Lines from the entries below that hold "JSON" form the answer; copy all of them.

** SUPPLIED RECORDS follows **

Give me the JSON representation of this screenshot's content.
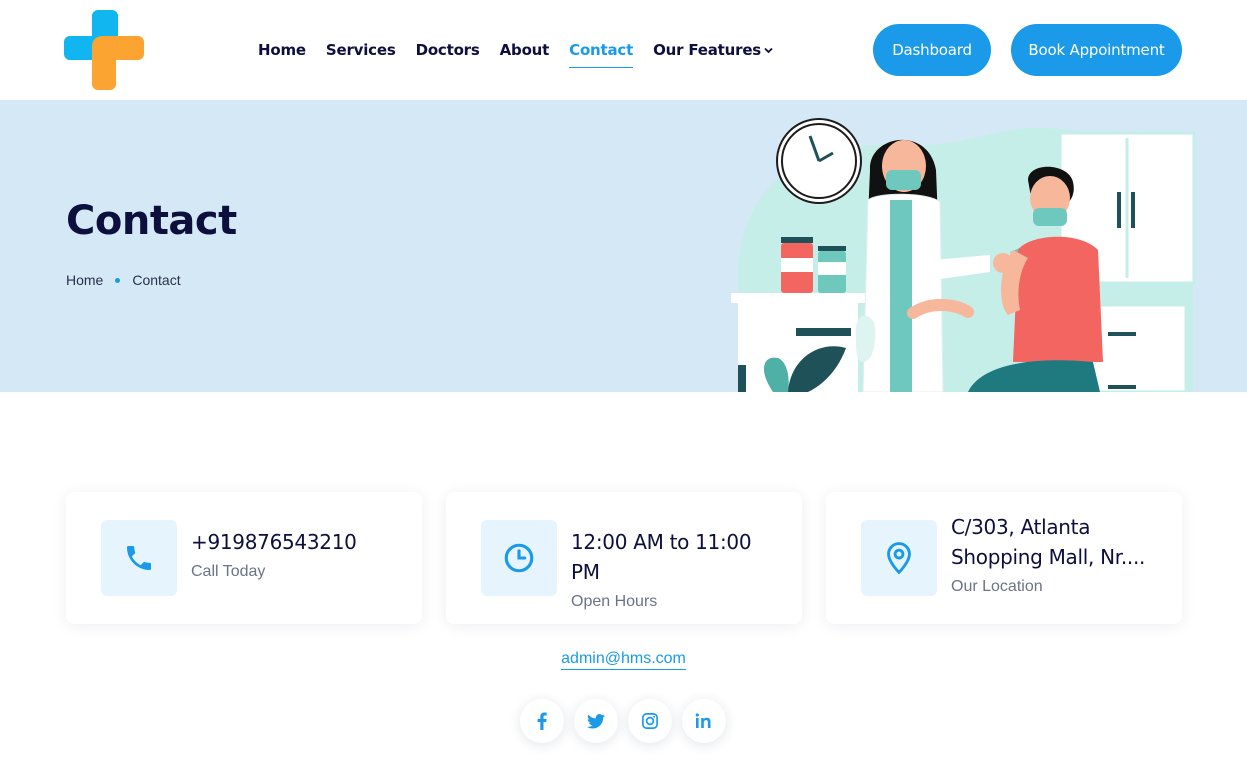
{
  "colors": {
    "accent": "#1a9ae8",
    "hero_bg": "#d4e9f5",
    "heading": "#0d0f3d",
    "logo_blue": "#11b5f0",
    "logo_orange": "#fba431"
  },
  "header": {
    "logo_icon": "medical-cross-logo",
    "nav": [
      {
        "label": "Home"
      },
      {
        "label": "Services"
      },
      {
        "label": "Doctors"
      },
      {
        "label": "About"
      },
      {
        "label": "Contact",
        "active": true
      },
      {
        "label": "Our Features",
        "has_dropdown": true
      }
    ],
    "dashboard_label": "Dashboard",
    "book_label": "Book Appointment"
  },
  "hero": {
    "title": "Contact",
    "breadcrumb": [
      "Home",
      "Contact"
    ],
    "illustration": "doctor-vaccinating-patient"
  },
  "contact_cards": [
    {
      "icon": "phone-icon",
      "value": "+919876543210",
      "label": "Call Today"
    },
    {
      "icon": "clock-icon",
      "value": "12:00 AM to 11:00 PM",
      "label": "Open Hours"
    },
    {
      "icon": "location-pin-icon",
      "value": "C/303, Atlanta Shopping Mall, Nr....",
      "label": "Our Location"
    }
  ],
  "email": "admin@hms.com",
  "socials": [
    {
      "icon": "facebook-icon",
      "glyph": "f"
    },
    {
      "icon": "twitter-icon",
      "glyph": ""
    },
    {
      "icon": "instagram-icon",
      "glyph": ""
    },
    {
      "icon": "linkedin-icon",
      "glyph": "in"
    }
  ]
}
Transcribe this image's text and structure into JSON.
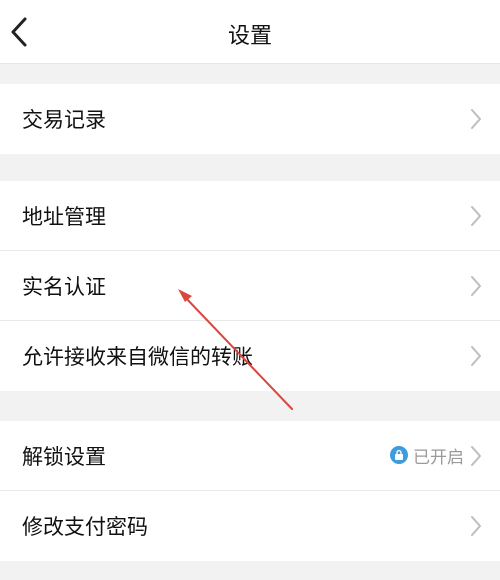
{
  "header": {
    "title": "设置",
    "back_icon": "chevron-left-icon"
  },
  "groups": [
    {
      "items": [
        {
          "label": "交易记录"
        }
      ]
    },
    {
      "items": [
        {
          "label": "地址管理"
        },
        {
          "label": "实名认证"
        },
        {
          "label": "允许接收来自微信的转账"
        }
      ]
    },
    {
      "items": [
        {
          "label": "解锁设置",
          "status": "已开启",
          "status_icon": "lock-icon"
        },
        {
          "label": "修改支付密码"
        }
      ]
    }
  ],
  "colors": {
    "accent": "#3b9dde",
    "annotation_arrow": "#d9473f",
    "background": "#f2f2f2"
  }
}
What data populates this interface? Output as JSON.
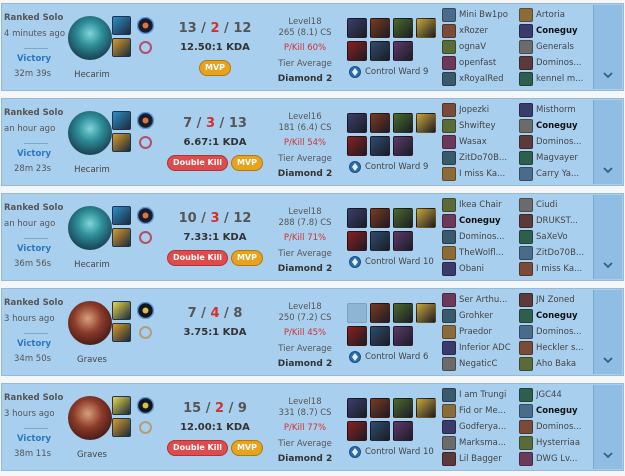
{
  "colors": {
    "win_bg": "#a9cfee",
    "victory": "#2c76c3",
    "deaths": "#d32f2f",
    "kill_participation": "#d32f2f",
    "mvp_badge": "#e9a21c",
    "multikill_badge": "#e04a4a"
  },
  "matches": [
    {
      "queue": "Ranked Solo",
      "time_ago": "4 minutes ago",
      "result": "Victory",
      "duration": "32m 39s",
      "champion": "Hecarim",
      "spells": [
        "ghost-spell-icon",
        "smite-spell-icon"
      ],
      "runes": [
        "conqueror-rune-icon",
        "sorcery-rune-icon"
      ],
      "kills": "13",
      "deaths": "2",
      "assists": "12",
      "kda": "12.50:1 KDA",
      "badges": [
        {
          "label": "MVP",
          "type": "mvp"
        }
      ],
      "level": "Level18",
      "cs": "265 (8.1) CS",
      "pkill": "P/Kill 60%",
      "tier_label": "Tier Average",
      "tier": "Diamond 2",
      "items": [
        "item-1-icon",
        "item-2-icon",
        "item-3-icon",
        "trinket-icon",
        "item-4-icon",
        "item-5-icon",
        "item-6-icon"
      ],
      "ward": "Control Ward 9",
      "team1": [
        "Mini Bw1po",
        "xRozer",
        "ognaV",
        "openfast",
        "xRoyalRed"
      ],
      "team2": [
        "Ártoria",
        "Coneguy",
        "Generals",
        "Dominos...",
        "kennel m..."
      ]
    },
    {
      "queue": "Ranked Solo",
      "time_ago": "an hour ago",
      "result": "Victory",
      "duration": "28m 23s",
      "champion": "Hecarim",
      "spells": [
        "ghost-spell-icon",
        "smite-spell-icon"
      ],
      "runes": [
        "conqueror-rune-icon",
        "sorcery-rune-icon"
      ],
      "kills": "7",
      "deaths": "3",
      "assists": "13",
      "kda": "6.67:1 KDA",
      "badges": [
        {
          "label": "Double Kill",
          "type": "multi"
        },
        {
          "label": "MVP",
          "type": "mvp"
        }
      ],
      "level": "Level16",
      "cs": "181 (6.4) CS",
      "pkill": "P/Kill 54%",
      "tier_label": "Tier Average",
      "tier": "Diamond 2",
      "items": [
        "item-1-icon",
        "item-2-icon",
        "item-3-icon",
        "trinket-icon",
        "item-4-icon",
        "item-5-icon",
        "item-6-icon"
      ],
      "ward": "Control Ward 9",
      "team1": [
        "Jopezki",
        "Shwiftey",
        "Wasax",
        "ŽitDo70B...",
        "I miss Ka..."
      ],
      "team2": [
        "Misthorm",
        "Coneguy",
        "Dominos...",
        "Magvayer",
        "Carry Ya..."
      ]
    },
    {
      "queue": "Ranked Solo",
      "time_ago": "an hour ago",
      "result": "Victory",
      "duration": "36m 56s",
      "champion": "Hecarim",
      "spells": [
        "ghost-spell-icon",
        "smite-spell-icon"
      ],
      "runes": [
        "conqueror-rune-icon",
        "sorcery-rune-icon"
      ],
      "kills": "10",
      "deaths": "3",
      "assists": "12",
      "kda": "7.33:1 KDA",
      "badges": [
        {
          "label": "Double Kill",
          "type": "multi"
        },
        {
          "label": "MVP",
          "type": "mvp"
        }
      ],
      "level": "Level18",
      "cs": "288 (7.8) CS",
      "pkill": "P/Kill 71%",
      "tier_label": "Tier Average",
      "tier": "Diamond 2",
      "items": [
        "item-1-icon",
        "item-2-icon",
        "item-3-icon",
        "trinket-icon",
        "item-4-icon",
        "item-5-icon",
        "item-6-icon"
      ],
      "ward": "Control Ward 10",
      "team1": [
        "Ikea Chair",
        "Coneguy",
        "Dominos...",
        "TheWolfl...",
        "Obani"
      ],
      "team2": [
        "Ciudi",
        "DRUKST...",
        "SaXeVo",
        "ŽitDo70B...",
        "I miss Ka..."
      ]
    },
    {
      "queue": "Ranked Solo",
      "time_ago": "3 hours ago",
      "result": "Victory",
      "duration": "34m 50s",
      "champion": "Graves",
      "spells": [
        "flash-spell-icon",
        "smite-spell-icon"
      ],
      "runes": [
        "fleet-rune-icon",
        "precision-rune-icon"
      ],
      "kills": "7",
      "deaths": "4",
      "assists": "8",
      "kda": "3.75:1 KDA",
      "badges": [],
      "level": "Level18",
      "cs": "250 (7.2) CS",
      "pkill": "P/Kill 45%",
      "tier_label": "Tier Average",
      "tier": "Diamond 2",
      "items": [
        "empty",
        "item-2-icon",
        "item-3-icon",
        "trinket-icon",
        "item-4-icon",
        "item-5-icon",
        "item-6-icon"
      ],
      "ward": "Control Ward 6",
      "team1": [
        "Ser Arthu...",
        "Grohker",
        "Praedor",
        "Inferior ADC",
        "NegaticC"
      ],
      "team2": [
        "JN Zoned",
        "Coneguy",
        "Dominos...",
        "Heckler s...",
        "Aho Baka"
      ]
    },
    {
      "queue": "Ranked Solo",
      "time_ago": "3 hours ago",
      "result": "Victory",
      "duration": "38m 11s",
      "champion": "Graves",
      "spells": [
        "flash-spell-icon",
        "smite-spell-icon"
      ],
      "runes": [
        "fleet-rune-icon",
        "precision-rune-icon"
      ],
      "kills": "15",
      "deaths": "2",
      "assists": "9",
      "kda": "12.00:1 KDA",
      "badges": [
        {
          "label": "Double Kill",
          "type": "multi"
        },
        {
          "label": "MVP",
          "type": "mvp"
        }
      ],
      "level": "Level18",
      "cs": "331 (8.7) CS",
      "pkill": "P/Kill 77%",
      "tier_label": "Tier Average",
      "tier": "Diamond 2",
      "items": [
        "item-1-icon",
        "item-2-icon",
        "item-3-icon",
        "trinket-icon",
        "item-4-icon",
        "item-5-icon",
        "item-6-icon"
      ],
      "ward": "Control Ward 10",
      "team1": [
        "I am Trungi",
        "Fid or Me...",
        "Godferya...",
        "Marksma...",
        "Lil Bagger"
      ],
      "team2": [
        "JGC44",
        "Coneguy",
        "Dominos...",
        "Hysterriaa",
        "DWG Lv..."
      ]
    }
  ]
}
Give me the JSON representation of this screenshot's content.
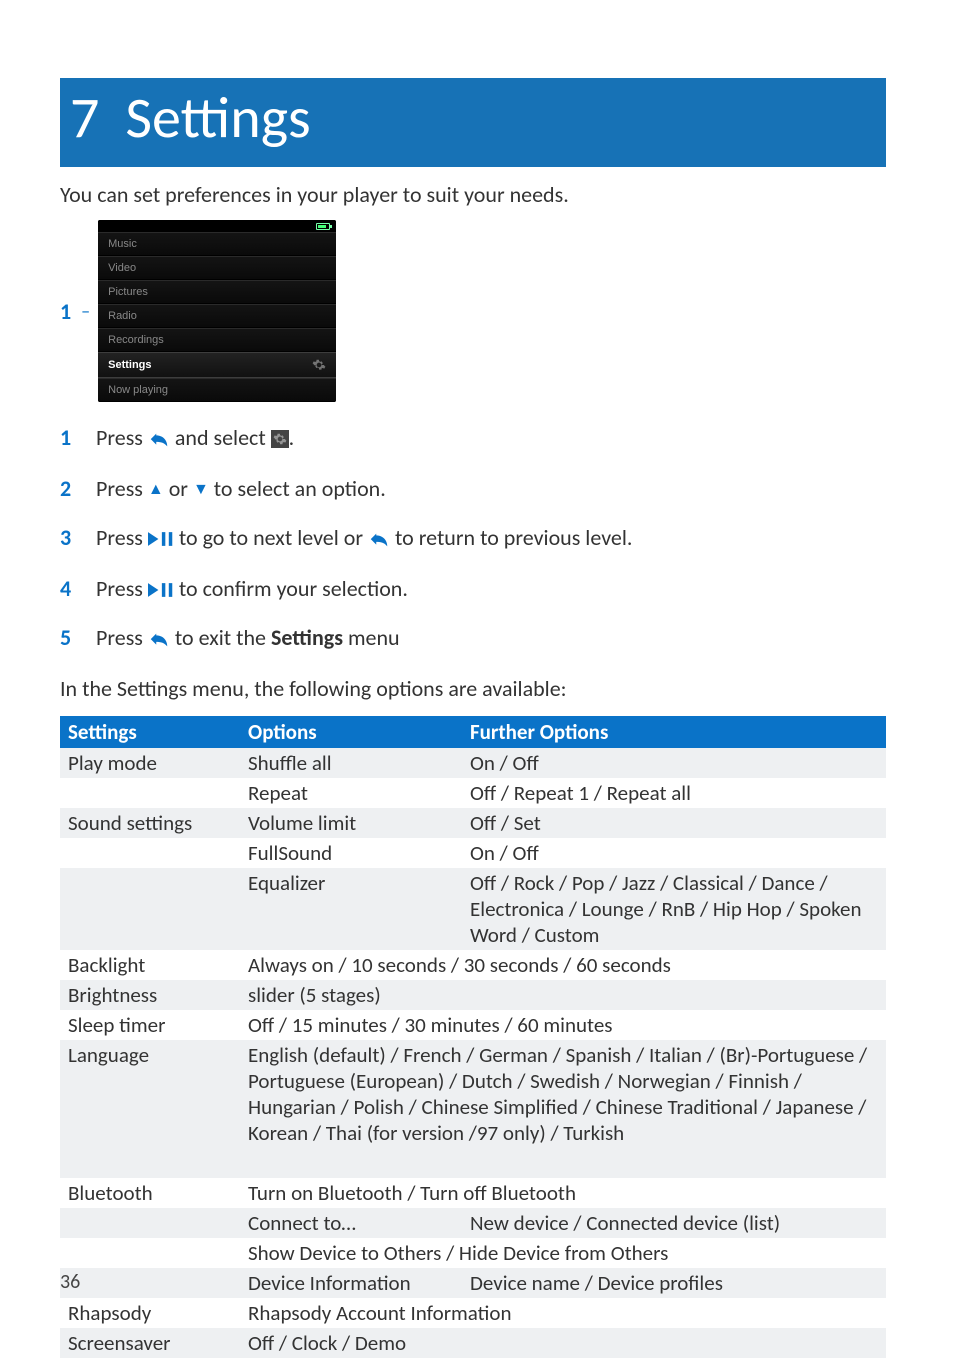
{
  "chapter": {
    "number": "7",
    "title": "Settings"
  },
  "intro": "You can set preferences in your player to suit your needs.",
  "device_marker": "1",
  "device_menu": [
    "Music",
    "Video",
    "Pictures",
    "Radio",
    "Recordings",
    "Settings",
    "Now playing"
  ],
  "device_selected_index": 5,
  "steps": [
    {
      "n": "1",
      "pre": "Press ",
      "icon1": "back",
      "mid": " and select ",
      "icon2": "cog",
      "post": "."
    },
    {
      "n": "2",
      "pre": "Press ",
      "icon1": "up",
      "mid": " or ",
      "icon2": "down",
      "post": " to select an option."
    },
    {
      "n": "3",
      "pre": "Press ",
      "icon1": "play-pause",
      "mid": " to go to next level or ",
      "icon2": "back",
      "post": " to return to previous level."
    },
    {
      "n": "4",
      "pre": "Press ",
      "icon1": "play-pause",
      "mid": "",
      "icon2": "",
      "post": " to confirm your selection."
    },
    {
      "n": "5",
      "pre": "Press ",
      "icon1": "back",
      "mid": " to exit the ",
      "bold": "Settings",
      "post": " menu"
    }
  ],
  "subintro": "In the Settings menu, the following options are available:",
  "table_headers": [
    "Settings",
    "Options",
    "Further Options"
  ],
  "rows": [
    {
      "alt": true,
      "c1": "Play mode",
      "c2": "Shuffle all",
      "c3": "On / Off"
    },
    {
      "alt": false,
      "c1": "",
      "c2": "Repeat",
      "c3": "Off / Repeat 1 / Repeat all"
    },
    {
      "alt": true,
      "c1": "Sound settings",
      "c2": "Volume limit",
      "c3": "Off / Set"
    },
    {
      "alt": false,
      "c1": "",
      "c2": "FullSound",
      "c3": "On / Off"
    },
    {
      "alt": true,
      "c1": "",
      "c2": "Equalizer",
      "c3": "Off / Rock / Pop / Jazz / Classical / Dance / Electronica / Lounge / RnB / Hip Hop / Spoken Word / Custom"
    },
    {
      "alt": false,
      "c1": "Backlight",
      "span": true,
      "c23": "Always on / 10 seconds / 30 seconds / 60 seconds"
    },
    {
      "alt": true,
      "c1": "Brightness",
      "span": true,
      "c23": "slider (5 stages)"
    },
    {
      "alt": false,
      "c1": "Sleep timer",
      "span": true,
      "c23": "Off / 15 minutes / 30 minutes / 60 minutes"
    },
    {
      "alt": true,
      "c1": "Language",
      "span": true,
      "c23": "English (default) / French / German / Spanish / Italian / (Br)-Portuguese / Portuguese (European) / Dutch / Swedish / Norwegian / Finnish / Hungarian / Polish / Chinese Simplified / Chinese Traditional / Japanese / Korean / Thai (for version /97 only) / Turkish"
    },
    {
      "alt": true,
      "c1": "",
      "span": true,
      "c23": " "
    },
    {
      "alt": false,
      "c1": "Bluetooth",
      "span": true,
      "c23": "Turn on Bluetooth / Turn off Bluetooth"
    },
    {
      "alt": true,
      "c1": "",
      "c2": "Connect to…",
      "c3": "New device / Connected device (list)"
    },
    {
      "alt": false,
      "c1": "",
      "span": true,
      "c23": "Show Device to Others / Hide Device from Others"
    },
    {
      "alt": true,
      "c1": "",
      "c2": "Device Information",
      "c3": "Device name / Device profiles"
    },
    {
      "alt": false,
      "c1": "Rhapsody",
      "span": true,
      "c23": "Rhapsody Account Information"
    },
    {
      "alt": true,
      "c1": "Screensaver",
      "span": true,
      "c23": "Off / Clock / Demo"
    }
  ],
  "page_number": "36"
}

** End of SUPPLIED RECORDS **

# [COMPLETED TASK]
Give me the JSON representation of this screenshot's content.
Transcribe this image's text and structure into JSON.
What data populates this interface? Output as JSON.
Give me the JSON representation of this screenshot's content.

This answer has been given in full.